There is much more to history and international relations

do not disturb-01

This is not a scientific attitude.

We are confronted with a daunting responsibility and task: To ensure we can accommodate a world population of 9.8 billion in 2050, and 11.2 billion in 2100. The current population size is about 7.5 billion.

If, as I explained, the current failed states are not able to recover from their current dire condition, in 2100 almost 3 billion people will live in failed states, and not have access to basic facilities.

The mess we now create with 7 billion people is already unbelievably large: What will the world look like in 2100, if appropriate action is not taken urgently (and we get there)?

Not to mention the impact of climate change.

A better understanding of the workings of the System is crucial to find timely solutions. Science is indispensable.

However, we still only have a very rudimentary understanding of historical processes and international relations: These are ignorant ‘sciences’. The existence of ‘underlying’ highly deterministic laws – for example – is still ignored. Don’t disturb!

This fundamental shortcoming hampers us in our ability to shape the international system, and ensure our collective well-being.

Historical research and international relations theory must be founded on science – and no longer on self-serving dogmas – to be able to make valuable contributions to the challenges we face.

In my research, I show that in 1495 the System (Europe, the core of the System at that point of time) reached a critical mass and started producing war dynamics, with remarkable regularity.

A closer look reveals that ‘simple’ physical laws and several networks mechanisms determine certain key-characteristics of war dynamics (i.e. the timing and intensity of systemic wars), and also shape(d) the events that led up to wars.

It is possible to distinguish between a contingent and a deterministic domain.

The events historians, social scientists and international relations theoreticians typically focus on, take place in the contingent domain, where change also plays an important role.
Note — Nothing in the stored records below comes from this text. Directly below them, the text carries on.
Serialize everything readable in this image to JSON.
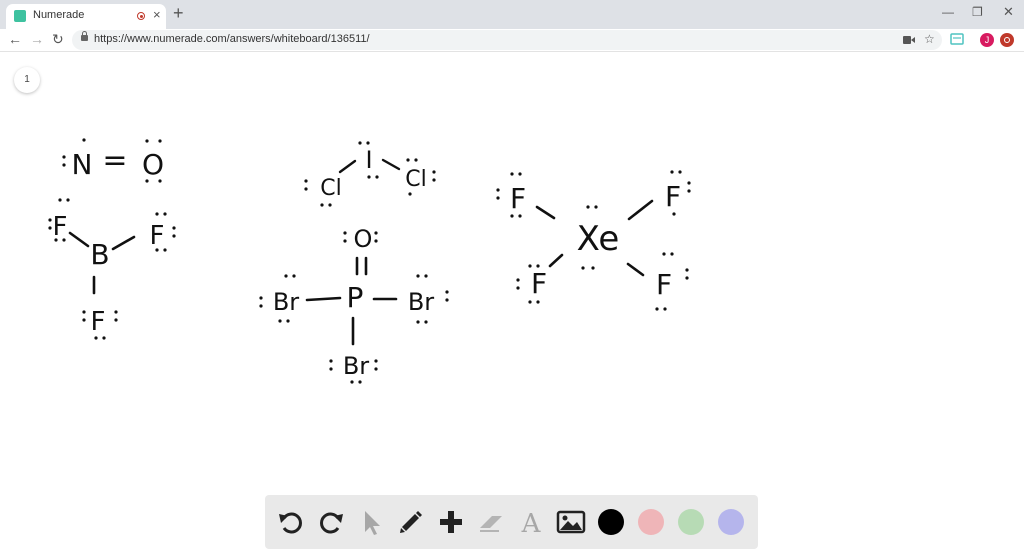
{
  "browser": {
    "tab_title": "Numerade",
    "url": "https://www.numerade.com/answers/whiteboard/136511/",
    "profile_initial": "J"
  },
  "whiteboard": {
    "page_number": "1",
    "structures": {
      "no": {
        "atom1": "N",
        "bond": "=",
        "atom2": "O"
      },
      "bf3": {
        "center": "B",
        "ligand": "F"
      },
      "icl2": {
        "center": "I",
        "ligand": "Cl"
      },
      "pobr3": {
        "center": "P",
        "oxygen": "O",
        "ligand": "Br"
      },
      "xef4": {
        "center": "Xe",
        "ligand": "F"
      }
    }
  },
  "toolbar": {
    "tools": [
      "undo-icon",
      "redo-icon",
      "pointer-icon",
      "pen-icon",
      "add-icon",
      "eraser-icon",
      "text-icon",
      "image-icon"
    ],
    "colors": [
      "#000000",
      "#efb5b8",
      "#b7dbb5",
      "#b5b5ec"
    ]
  }
}
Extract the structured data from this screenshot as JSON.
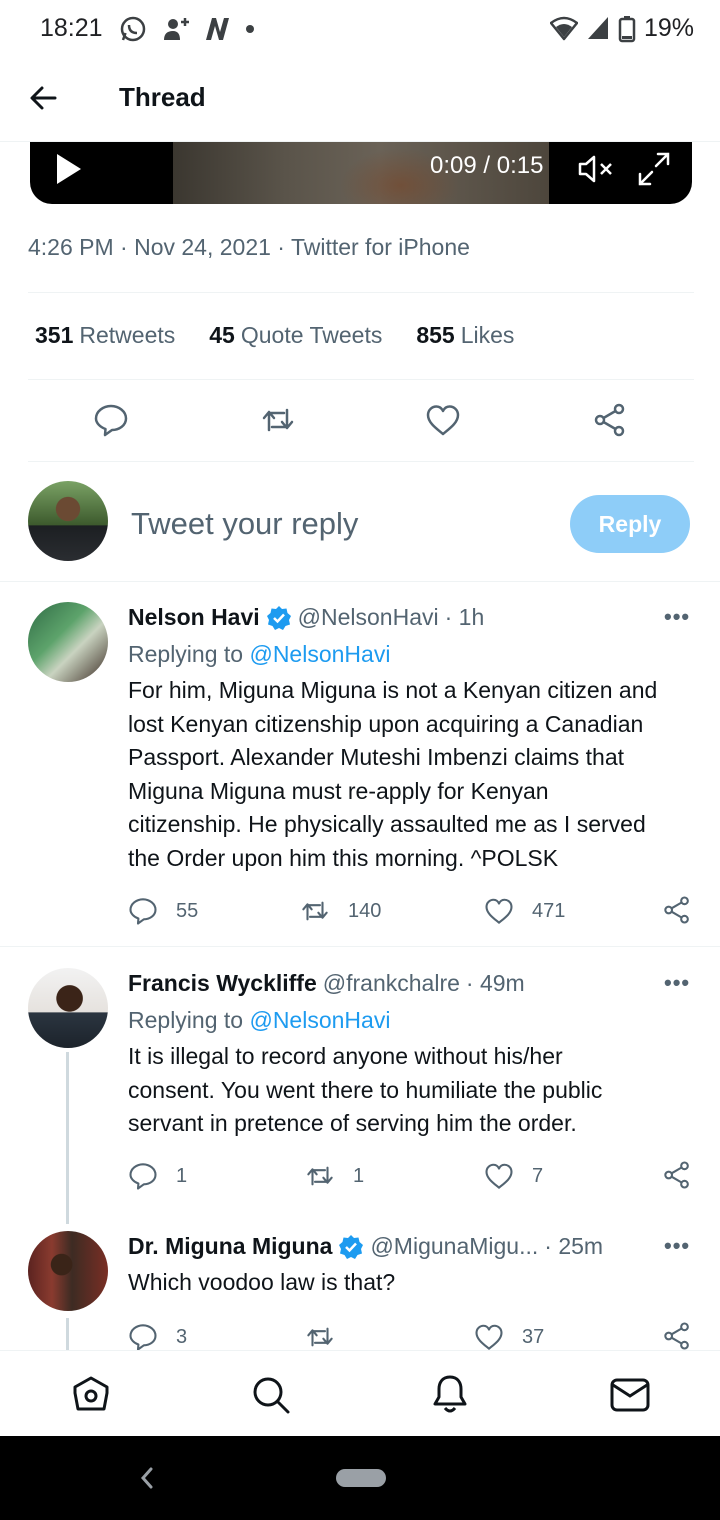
{
  "status_bar": {
    "time": "18:21",
    "battery": "19%"
  },
  "header": {
    "title": "Thread"
  },
  "video": {
    "time": "0:09 / 0:15"
  },
  "tweet": {
    "timestamp": "4:26 PM · Nov 24, 2021 · Twitter for iPhone",
    "retweets_count": "351",
    "retweets_label": "Retweets",
    "quotes_count": "45",
    "quotes_label": "Quote Tweets",
    "likes_count": "855",
    "likes_label": "Likes"
  },
  "composer": {
    "placeholder": "Tweet your reply",
    "reply_label": "Reply"
  },
  "replies": [
    {
      "name": "Nelson Havi",
      "verified": true,
      "handle": "@NelsonHavi",
      "time": "· 1h",
      "replying_prefix": "Replying to",
      "replying_to": "@NelsonHavi",
      "lines": [
        "For him, Miguna Miguna is not a Kenyan citizen and",
        "lost Kenyan citizenship upon acquiring a Canadian",
        "Passport. Alexander Muteshi Imbenzi claims that",
        "Miguna Miguna must re-apply for Kenyan",
        "citizenship. He physically assaulted me as I served",
        "the Order upon him this morning. ^POLSK"
      ],
      "replies": "55",
      "retweets": "140",
      "likes": "471"
    },
    {
      "name": "Francis Wyckliffe",
      "verified": false,
      "handle": "@frankchalre",
      "time": "· 49m",
      "replying_prefix": "Replying to",
      "replying_to": "@NelsonHavi",
      "lines": [
        "It is illegal to record anyone without his/her",
        "consent. You went there to humiliate the public",
        "servant in pretence of serving him the order."
      ],
      "replies": "1",
      "retweets": "1",
      "likes": "7"
    },
    {
      "name": "Dr. Miguna Miguna",
      "verified": true,
      "handle": "@MigunaMigu...",
      "time": "· 25m",
      "lines": [
        "Which voodoo law is that?"
      ],
      "replies": "3",
      "retweets": "",
      "likes": "37"
    }
  ],
  "colors": {
    "accent": "#1d9bf0",
    "muted": "#536471",
    "reply_button": "#8ecdf8"
  },
  "icons": {
    "nav": [
      "home-icon",
      "search-icon",
      "notifications-icon",
      "messages-icon"
    ],
    "actions": [
      "reply-icon",
      "retweet-icon",
      "like-icon",
      "share-icon"
    ]
  }
}
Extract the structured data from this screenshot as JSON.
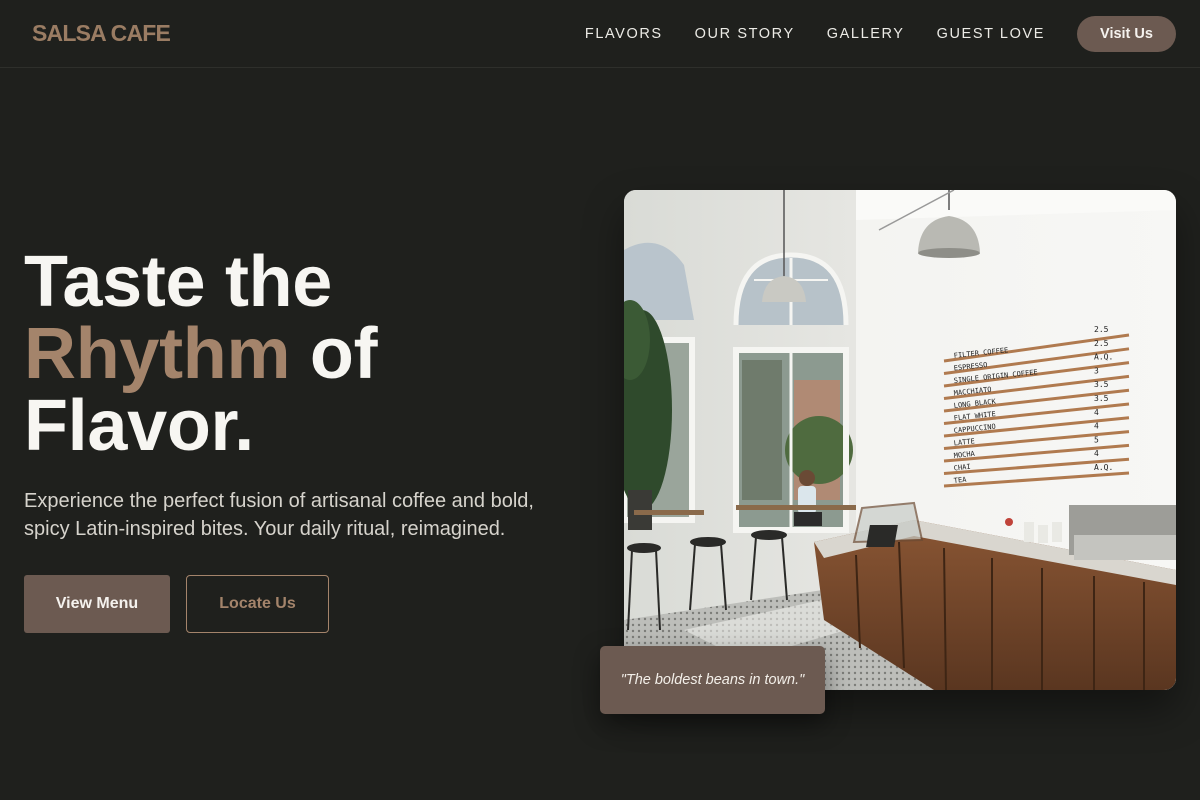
{
  "brand": {
    "name": "SALSA CAFE"
  },
  "nav": {
    "links": [
      "FLAVORS",
      "OUR STORY",
      "GALLERY",
      "GUEST LOVE"
    ],
    "cta": "Visit Us"
  },
  "hero": {
    "title_line1": "Taste the",
    "title_accent": "Rhythm",
    "title_line2_rest": " of",
    "title_line3": "Flavor.",
    "subtitle": "Experience the perfect fusion of artisanal coffee and bold, spicy Latin-inspired bites. Your daily ritual, reimagined.",
    "primary_button": "View Menu",
    "secondary_button": "Locate Us"
  },
  "image": {
    "menu_board": [
      {
        "item": "FILTER COFFEE",
        "price": "2.5"
      },
      {
        "item": "ESPRESSO",
        "price": "2.5"
      },
      {
        "item": "SINGLE ORIGIN COFFEE",
        "price": "A.Q."
      },
      {
        "item": "MACCHIATO",
        "price": "3"
      },
      {
        "item": "LONG BLACK",
        "price": "3.5"
      },
      {
        "item": "FLAT WHITE",
        "price": "3.5"
      },
      {
        "item": "CAPPUCCINO",
        "price": "4"
      },
      {
        "item": "LATTE",
        "price": "4"
      },
      {
        "item": "MOCHA",
        "price": "5"
      },
      {
        "item": "CHAI",
        "price": "4"
      },
      {
        "item": "TEA",
        "price": "A.Q."
      }
    ]
  },
  "quote": {
    "text": "\"The boldest beans in town.\""
  },
  "colors": {
    "background": "#1f201d",
    "accent": "#a4846b",
    "button": "#6c5a51",
    "text": "#f7f6f2"
  }
}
However, they are not aware of the existence of an underlying deterministic domain, which is governed by physical laws.

It is only possible to make sense of historical processes, the development of the System and international relations, if both domains – and their interactions – are taken into consideration: Physical laws (the deterministic domain) determine and shape war dynamics (the contingent domain), but the reverse is also the case as for example the exceptional war dynamics during the period 1657-1762 show, when non-systemic war dynamics were temporarily not chaotic in nature because of the intense rivalry between Great Britain and France; this caused a delay in the development of the second war cycle (1648-1815).

Two questions are relevant.

The first question is: Why were historians and social scientist not able to ‘discover’ the underlying deterministic domain, and its decisive impact on historical events?

Various reasons explain this shortcoming: The tendency of historians to study single events, to ignore long term-developments, and in case long-term dynamics are studied (and data is used), to use a very limited and biased perspective.

Historians typically tried to make sense of (long-term) war dynamics by grouping wars in periods of 100 years (1500-1600, 1600-1700, etc.) and ignored the fact – and the possibility – that man-made centuries, are not the correct unit of analysis for a naturally evolving system.

That is indeed the case, as I show: During the period 1495-1945, the System produced four accelerating war cycles – consistent with physical laws – which cannot be identified when centuries are used as unit of analysis.

These new insights have brought to light important errors in the works of historians.

The second question is: Why until today – despite proof to the contrary – is it still problematic for historians and social scientists to accept that humanity – and their dynamics – are not exempted from physical laws?

Part of the answer lies in the ‘entrenched’ reluctance of historians and social scientists to use the scientific method and to limit themselves in their analyses to a narrative (and often opinionated) approach. It also is difficult – it seems – to except that humanity and their dynamics are not exempted from physical laws. We are special, but not so special.

It is time social scientists, historians and international relations theoreticians no longer ignore basic facts, base their research on the scientific method, and ensure that their scientific discipline starts making meaningful contributions to find sensible and useful answers to the challenges humanity confronts.